It’s a telling sign that the reader has really become completely immersed in a story with the line between reality and fiction blurs. This dawned on my last night, as I was on the phone with a girlfriend talking about the weather in New York. She mentioned how the day was unseasonably warm, and I replied how I’d read it was the first day a girl had gone without a coat. Then I realized I wasn’t thinking about a Facebook post, or a blog entry I’d stumbled across, but rather one of Hannah’s references to the weather in the story. Seriously. I’d finished reading the book early yesterday morning, and then finished The Lucky One, after it and my head was still buried in the dim hallways of the Manhattan Ballet Company.
At the tender age of fourteen Hannah Ward left her home in Maryland, and moved to New York City to live in the dormitories of a dance academy. She dreamed of becoming a ballerina (not just any dancer is a ballerina she explains,) and spent years of work with this one goal in mind. Eventually she joins the Manhattan Ballet Company where she is a corps dancer. She spends countless grueling rigorous hours pouring everything she has into the art – performances, rehearsals, training. This requires an intense determination, which offers little time for a social life outside of the company. The dancers are even advised (and expected) to stay within a small radius of the company in their time off work. The book chronicles Hannah’s experience as she struggles with the decision ‘is this world of ballet enough for her? Is she fulfilled by the parts she receives, would she be content as a corps dancer for the rest of her career? Is the lure of the outside world – dating, college, travel strong enough to pull her attention away?’

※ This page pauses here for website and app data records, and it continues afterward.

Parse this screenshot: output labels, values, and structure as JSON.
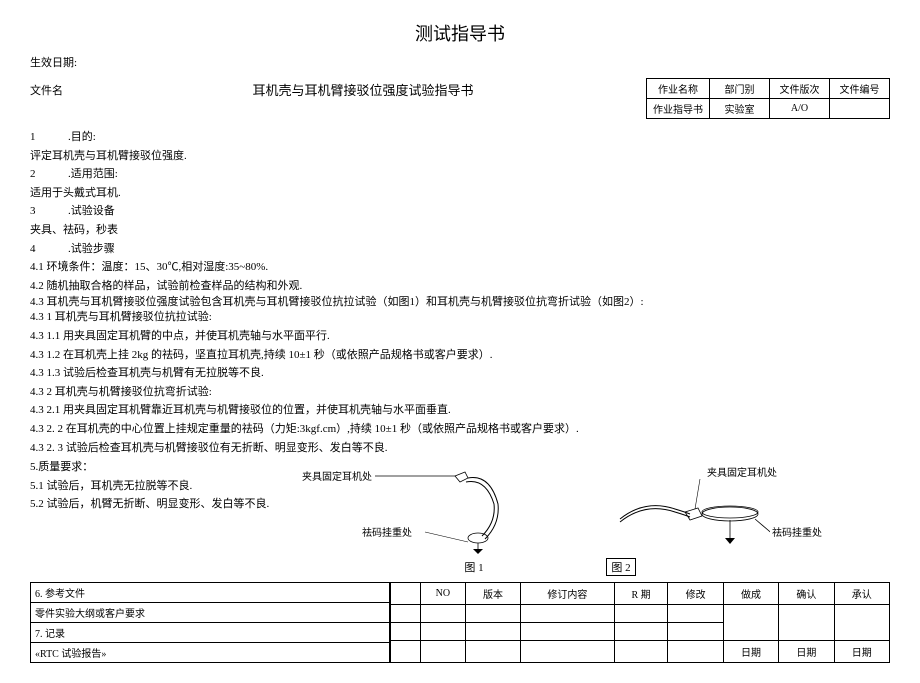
{
  "title": "测试指导书",
  "date_label": "生效日期:",
  "file_label": "文件名",
  "file_name": "耳机壳与耳机臂接驳位强度试验指导书",
  "meta": {
    "h1": "作业名称",
    "h2": "部门别",
    "h3": "文件版次",
    "h4": "文件编号",
    "v1": "作业指导书",
    "v2": "实验室",
    "v3": "A/O",
    "v4": ""
  },
  "lines": {
    "l1a": "1",
    "l1b": ".目的:",
    "l2": "评定耳机壳与耳机臂接驳位强度.",
    "l3a": "2",
    "l3b": ".适用范围:",
    "l4": "适用于头戴式耳机.",
    "l5a": "3",
    "l5b": ".试验设备",
    "l6": "夹具、祛码，秒表",
    "l7a": "4",
    "l7b": ".试验步骤",
    "l8": "4.1 环境条件：温度：15、30℃,相对湿度:35~80%.",
    "l9": "4.2 随机抽取合格的样品，试验前检查样品的结构和外观.",
    "l10": "4.3 耳机壳与耳机臂接驳位强度试验包含耳机壳与耳机臂接驳位抗拉试验（如图1）和耳机壳与机臂接驳位抗弯折试验（如图2）:",
    "l10b": "4.3  1 耳机壳与耳机臂接驳位抗拉试验:",
    "l11": "4.3  1.1 用夹具固定耳机臂的中点，并使耳机壳轴与水平面平行.",
    "l12": "4.3  1.2 在耳机壳上挂 2kg 的祛码，坚直拉耳机壳,持续 10±1 秒（或依照产品规格书或客户要求）.",
    "l13": "4.3  1.3 试验后检查耳机壳与机臂有无拉脱等不良.",
    "l14": "4.3  2 耳机壳与机臂接驳位抗弯折试验:",
    "l15": "4.3  2.1 用夹具固定耳机臂靠近耳机壳与机臂接驳位的位置，并使耳机壳轴与水平面垂直.",
    "l16": "4.3  2. 2 在耳机壳的中心位置上挂规定重量的祛码（力矩:3kgf.cm）,持续 10±1 秒（或依照产品规格书或客户要求）.",
    "l17": "4.3  2. 3 试验后检查耳机壳与机臂接驳位有无折断、明显变形、发白等不良.",
    "l18": "5.质量要求：",
    "l19": "5.1 试验后，耳机壳无拉脱等不良.",
    "l20": "5.2 试验后，机臂无折断、明显变形、发白等不良."
  },
  "diagram1": {
    "clamp": "夹具固定耳机处",
    "weight": "祛码挂重处"
  },
  "diagram2": {
    "clamp": "夹具固定耳机处",
    "weight": "祛码挂重处"
  },
  "fig1": "图 1",
  "fig2": "图 2",
  "bottom_left": {
    "r1": "6. 参考文件",
    "r2": "零件实验大纲或客户要求",
    "r3": "7. 记录",
    "r4": "«RTC 试验报告»"
  },
  "bottom_right": {
    "h1": "NO",
    "h2": "版本",
    "h3": "修订内容",
    "h4": "R 期",
    "h5": "修改",
    "h6": "做成",
    "h7": "确认",
    "h8": "承认",
    "date": "日期"
  }
}
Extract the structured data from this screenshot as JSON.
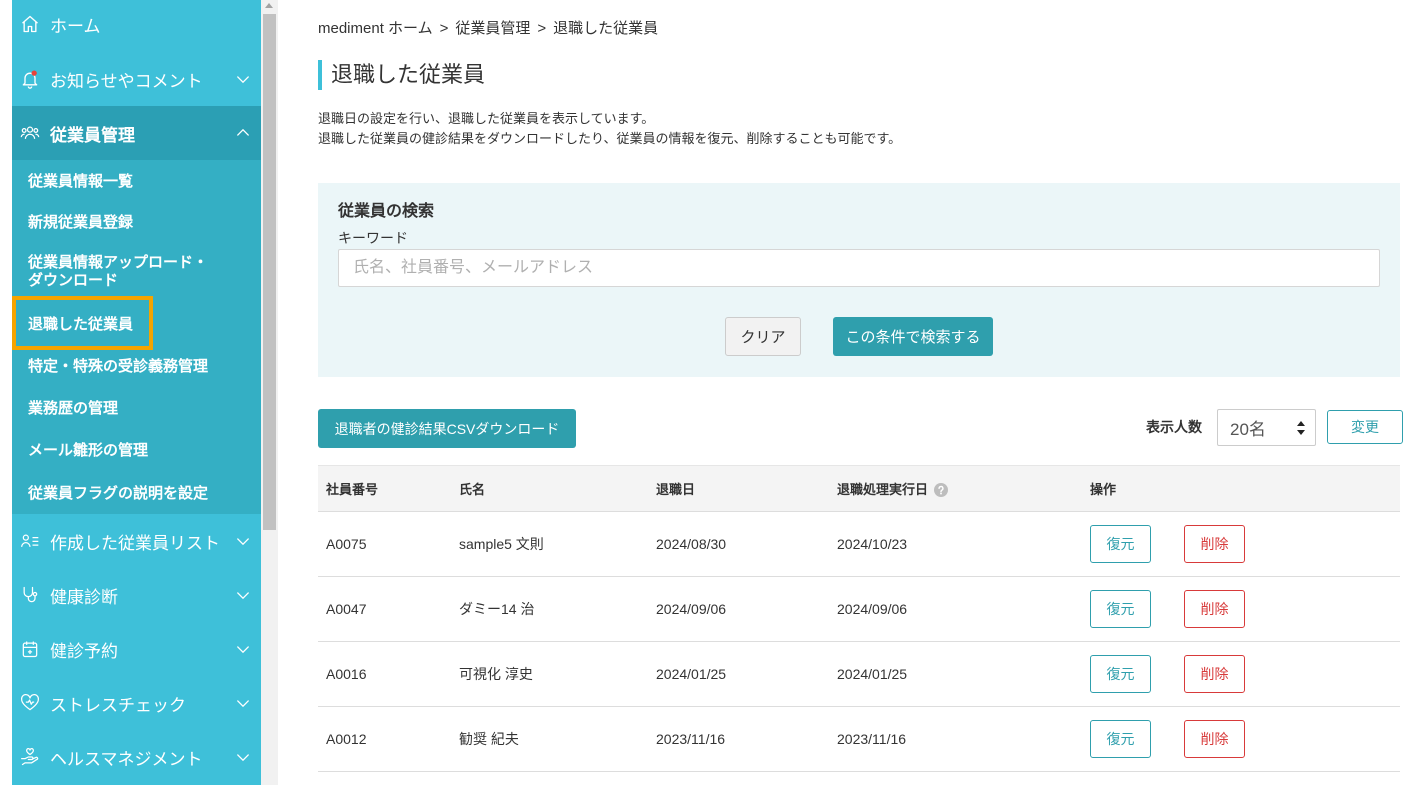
{
  "colors": {
    "sidebar_bg": "#3ec0d9",
    "sidebar_active": "#2b9fb4",
    "sidebar_sub": "#34afc4",
    "primary": "#2f9fad",
    "danger": "#d83a3a",
    "panel_bg": "#ebf6f8",
    "highlight": "#f5a400",
    "notification_dot": "#e8433a"
  },
  "sidebar": {
    "items": [
      {
        "label": "ホーム",
        "icon": "home-icon"
      },
      {
        "label": "お知らせやコメント",
        "icon": "bell-icon",
        "has_notification": true
      },
      {
        "label": "従業員管理",
        "icon": "people-icon",
        "expanded": true
      }
    ],
    "submenu": [
      {
        "label": "従業員情報一覧"
      },
      {
        "label": "新規従業員登録"
      },
      {
        "label": "従業員情報アップロード・ダウンロード"
      },
      {
        "label": "退職した従業員",
        "selected": true
      },
      {
        "label": "特定・特殊の受診義務管理"
      },
      {
        "label": "業務歴の管理"
      },
      {
        "label": "メール雛形の管理"
      },
      {
        "label": "従業員フラグの説明を設定"
      }
    ],
    "lower_items": [
      {
        "label": "作成した従業員リスト",
        "icon": "employee-list-icon"
      },
      {
        "label": "健康診断",
        "icon": "stethoscope-icon"
      },
      {
        "label": "健診予約",
        "icon": "calendar-icon"
      },
      {
        "label": "ストレスチェック",
        "icon": "heart-pulse-icon"
      },
      {
        "label": "ヘルスマネジメント",
        "icon": "hand-heart-icon"
      }
    ]
  },
  "breadcrumb": {
    "items": [
      "mediment ホーム",
      "従業員管理",
      "退職した従業員"
    ],
    "separator": ">"
  },
  "page": {
    "title": "退職した従業員",
    "description": [
      "退職日の設定を行い、退職した従業員を表示しています。",
      "退職した従業員の健診結果をダウンロードしたり、従業員の情報を復元、削除することも可能です。"
    ]
  },
  "search": {
    "title": "従業員の検索",
    "keyword_label": "キーワード",
    "keyword_value": "",
    "placeholder": "氏名、社員番号、メールアドレス",
    "clear_label": "クリア",
    "submit_label": "この条件で検索する"
  },
  "toolbar": {
    "download_label": "退職者の健診結果CSVダウンロード",
    "per_page_label": "表示人数",
    "per_page_value": "20名",
    "change_label": "変更"
  },
  "table": {
    "columns": [
      "社員番号",
      "氏名",
      "退職日",
      "退職処理実行日",
      "操作"
    ],
    "restore_label": "復元",
    "delete_label": "削除",
    "rows": [
      {
        "id": "A0075",
        "name": "sample5 文則",
        "retired_date": "2024/08/30",
        "processed_date": "2024/10/23"
      },
      {
        "id": "A0047",
        "name": "ダミー14 治",
        "retired_date": "2024/09/06",
        "processed_date": "2024/09/06"
      },
      {
        "id": "A0016",
        "name": "可視化 淳史",
        "retired_date": "2024/01/25",
        "processed_date": "2024/01/25"
      },
      {
        "id": "A0012",
        "name": "勧奨 紀夫",
        "retired_date": "2023/11/16",
        "processed_date": "2023/11/16"
      }
    ]
  }
}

Readers are swept up with Hannah into the glamor of the patron parties, and some of the magic of the city but much of her story entails her time within the company. The girls who share her dressing room – Bea, Zoe, Daisy, and Lini are like her family but a competitive one at that. It’s a world where your supporters are also your rivals. Congratulations are paid through gritted teeth and half-hearted hugs, but the consolation has compassion mixed in too because all the dancers constant waves of anticipation and disappoint along with the addictive thrill of performing on state that urges them to continue on. If Hannah chooses to walk away from the company she’d gain the outside world, but lose the only one she’s known – the only way of life she knows.
There was a lot of buzz about this novel when it first came out. I first learned of it from an I Heart Daily article. The novel seems somewhat autobiographical of the author, Sophie Flack’s own experiences as a dancer. I’m typically drawn to fictional stories related to the behind the scenes world of dancers (think Center Stage or Black Swan,) but I really enjoyed Hannah’s voice in this one. She has her own insecurities, and she pushes herself to extremes (with extra gym time and yoga classes,) and she is entirely aware of every morsel of food she eats and the effect it has on her body but this isn’t a story strictly outline the “atrocious life of a ballerina” riddled with accounts of eating disorders and rage filled bouts of insanity. While I’m aware that these exist in this world too, and they’re not ignored, these issues aren’t the main focus of Hannah’s story. I devoured this one in a few days, and I definitely give it a thumbs up.